Forty years after the Beatles broke up, the band continues to exert its fascination over fans, who pore over posters, photographs, and other objects, in addition to the records. Mat Snow’s beautiful four-book set, Beatles Solo: The Illustrated Chronicles of John, Paul, George, and Ringo after the Beatles (Quayside, Oct. 2), examines their individual triumphs and tragedies in a post-Beatles world. Mark Hayward’s The Beatles in America Poster Book (Sterling, Oct.) captures the band’s lasting influence on music, culture, and fashion in a collection of 20 frameable posters detailing the careers of the Beatles in the U.S., while Brian Southall’s The Beatles in 100 Objects (Sterling, Oct.) portrays the career of the Beatles and their influence through photos of the most famous objects associated with the band.
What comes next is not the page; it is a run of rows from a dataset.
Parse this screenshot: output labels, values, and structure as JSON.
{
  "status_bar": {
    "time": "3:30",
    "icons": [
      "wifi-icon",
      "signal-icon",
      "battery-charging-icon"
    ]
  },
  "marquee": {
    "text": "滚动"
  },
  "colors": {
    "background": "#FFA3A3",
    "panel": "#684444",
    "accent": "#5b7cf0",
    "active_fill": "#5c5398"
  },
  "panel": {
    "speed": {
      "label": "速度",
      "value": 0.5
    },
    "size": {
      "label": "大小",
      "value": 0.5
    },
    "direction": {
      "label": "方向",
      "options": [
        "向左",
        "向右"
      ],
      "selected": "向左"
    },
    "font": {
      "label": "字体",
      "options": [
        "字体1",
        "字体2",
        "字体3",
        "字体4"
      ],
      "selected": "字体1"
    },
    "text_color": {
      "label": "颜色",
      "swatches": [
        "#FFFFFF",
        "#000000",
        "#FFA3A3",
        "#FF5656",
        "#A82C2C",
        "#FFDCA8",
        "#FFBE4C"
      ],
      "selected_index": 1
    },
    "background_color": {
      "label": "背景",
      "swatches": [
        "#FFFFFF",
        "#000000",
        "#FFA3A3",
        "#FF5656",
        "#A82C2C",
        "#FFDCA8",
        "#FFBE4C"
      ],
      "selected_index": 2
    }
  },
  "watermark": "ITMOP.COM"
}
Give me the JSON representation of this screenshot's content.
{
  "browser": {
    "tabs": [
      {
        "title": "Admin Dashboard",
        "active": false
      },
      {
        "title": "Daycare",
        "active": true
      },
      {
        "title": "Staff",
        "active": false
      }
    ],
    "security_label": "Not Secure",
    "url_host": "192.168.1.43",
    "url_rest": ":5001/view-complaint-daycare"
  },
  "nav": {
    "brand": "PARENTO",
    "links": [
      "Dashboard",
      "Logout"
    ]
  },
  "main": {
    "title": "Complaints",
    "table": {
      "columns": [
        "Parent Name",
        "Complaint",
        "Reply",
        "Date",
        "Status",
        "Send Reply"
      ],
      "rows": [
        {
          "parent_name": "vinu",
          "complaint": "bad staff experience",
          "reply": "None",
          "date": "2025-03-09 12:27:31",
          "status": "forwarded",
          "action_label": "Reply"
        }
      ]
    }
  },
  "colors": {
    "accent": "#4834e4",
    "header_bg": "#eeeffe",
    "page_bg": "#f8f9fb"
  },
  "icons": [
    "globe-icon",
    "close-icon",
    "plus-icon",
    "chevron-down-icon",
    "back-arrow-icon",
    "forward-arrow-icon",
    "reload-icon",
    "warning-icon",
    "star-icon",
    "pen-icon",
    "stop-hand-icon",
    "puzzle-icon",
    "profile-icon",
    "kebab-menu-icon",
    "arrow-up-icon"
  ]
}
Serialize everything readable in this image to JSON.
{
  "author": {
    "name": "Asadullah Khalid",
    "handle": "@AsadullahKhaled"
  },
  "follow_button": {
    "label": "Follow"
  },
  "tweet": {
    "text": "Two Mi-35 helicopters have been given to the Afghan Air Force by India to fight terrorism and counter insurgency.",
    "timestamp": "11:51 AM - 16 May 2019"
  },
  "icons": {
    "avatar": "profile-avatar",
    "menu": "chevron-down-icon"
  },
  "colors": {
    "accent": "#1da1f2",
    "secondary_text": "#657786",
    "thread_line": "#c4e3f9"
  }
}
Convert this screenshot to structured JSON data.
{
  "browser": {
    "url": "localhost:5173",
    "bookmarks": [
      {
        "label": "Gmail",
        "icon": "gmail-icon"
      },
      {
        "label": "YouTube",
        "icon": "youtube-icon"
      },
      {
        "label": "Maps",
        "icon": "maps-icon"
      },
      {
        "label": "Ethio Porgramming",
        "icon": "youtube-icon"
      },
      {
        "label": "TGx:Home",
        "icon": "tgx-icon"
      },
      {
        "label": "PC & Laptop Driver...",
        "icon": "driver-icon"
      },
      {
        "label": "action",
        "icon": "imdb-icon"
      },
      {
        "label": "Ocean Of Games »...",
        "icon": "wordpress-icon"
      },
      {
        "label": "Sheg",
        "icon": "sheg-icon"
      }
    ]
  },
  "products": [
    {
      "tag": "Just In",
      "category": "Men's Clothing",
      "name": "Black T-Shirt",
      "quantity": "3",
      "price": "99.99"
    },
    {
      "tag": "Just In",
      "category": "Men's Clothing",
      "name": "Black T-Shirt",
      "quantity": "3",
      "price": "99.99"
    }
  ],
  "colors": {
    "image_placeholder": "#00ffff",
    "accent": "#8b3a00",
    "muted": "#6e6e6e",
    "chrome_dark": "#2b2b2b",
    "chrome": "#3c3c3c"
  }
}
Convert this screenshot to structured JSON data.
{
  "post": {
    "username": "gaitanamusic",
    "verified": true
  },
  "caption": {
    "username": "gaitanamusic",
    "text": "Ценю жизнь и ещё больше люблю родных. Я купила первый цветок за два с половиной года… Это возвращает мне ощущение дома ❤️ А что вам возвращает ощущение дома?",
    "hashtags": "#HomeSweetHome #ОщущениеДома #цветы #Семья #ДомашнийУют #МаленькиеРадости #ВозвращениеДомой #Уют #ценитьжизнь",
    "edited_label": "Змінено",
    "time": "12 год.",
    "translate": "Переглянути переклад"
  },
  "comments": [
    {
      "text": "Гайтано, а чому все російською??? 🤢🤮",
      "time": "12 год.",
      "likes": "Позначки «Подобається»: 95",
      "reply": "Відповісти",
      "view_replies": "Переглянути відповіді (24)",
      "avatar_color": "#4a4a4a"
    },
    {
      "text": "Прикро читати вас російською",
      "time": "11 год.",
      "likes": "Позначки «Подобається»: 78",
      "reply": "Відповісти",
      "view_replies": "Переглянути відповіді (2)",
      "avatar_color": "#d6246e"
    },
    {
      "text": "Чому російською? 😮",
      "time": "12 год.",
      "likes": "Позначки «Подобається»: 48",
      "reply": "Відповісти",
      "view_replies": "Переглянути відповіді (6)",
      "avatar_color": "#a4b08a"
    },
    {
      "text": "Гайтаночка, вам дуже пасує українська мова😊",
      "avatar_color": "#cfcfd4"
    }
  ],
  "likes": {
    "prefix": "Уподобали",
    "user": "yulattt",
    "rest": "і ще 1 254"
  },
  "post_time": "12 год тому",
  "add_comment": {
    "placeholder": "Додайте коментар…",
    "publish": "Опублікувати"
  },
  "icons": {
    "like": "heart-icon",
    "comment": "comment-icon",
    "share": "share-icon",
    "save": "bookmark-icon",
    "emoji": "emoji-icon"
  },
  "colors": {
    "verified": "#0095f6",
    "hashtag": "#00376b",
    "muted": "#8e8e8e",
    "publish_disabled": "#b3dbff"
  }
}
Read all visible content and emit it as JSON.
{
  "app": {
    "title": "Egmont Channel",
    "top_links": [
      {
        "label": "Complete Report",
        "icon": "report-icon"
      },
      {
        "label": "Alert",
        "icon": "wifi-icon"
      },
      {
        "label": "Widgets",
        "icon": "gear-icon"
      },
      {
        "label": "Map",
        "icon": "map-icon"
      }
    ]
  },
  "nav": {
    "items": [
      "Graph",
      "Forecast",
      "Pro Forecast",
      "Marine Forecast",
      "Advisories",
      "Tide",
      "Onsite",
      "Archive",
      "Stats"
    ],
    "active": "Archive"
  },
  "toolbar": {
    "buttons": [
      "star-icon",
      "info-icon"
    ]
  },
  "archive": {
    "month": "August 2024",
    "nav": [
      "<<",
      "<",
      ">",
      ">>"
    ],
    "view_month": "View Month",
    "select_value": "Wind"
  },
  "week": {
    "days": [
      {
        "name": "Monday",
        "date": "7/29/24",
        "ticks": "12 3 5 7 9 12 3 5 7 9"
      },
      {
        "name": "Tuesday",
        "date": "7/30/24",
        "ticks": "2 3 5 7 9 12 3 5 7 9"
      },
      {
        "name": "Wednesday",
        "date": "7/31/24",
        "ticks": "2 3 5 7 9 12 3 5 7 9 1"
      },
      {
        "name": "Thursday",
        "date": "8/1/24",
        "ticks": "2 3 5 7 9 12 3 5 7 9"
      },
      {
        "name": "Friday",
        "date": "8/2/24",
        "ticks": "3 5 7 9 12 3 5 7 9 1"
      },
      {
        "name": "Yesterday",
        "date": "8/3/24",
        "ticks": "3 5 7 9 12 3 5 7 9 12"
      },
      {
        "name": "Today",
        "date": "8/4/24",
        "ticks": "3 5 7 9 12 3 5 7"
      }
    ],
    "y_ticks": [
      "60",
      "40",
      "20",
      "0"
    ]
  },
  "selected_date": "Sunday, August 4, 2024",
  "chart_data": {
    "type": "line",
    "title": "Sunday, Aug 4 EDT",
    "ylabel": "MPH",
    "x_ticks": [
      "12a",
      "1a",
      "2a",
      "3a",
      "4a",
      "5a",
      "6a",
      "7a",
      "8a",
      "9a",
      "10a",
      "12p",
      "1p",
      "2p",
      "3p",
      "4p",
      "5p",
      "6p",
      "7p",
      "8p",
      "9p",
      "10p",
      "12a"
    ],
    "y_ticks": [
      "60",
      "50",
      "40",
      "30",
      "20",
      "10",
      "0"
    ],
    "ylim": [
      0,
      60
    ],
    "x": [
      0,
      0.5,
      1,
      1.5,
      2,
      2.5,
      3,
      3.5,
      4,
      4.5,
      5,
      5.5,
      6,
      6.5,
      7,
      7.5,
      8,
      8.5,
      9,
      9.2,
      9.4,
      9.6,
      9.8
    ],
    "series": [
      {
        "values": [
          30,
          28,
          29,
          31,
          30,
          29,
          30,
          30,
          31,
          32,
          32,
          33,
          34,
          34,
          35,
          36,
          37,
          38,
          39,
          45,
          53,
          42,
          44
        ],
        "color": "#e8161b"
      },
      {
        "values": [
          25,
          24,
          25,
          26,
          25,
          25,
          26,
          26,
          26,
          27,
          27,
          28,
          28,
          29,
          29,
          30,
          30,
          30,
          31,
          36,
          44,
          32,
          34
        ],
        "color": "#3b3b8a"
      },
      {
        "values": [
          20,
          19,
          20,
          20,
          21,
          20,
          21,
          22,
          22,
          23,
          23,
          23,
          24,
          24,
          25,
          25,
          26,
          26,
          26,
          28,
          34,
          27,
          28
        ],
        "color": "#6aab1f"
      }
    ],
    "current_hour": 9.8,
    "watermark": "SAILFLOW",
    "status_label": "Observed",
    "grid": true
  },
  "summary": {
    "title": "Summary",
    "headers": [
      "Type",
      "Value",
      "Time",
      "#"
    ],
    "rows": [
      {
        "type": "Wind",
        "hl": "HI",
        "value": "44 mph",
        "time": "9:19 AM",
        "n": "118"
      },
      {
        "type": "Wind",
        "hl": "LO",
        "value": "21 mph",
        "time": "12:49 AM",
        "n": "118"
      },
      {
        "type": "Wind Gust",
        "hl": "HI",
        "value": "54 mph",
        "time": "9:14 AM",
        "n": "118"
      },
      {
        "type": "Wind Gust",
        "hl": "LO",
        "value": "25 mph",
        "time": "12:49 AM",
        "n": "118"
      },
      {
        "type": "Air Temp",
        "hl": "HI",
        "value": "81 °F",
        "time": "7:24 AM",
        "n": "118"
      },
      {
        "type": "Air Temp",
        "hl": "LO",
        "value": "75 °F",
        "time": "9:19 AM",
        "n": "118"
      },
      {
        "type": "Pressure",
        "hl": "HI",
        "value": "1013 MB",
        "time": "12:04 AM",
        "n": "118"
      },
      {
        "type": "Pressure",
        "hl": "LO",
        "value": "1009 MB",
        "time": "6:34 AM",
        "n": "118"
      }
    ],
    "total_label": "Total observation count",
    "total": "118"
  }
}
Beatles or Stones? In a groundbreaking approach to this question, John McMillian reveals in Beatles vs. Stones (S&S, Oct.) that the rivalry between the bands has long been misconstrued and is the product of savvy marketing managers.
When Penelope Rowlands reconnected with one of the screaming teenagers with whom she was photographed in a 1964 New York Times article about the Beatles’ arrival in America, she realized how deeply that experience had changed her and others. The Beatles Are Here! 50 Years After the Band Arrived in America, Writers and Other Fans Remember (Algonquin, Jan.) contains memories of those who were there, including Cyndi Lauper, Gay Talese, Lisa See, and Fran Lebowitz.
Fifty years on, the legends from Liverpool continue to get by.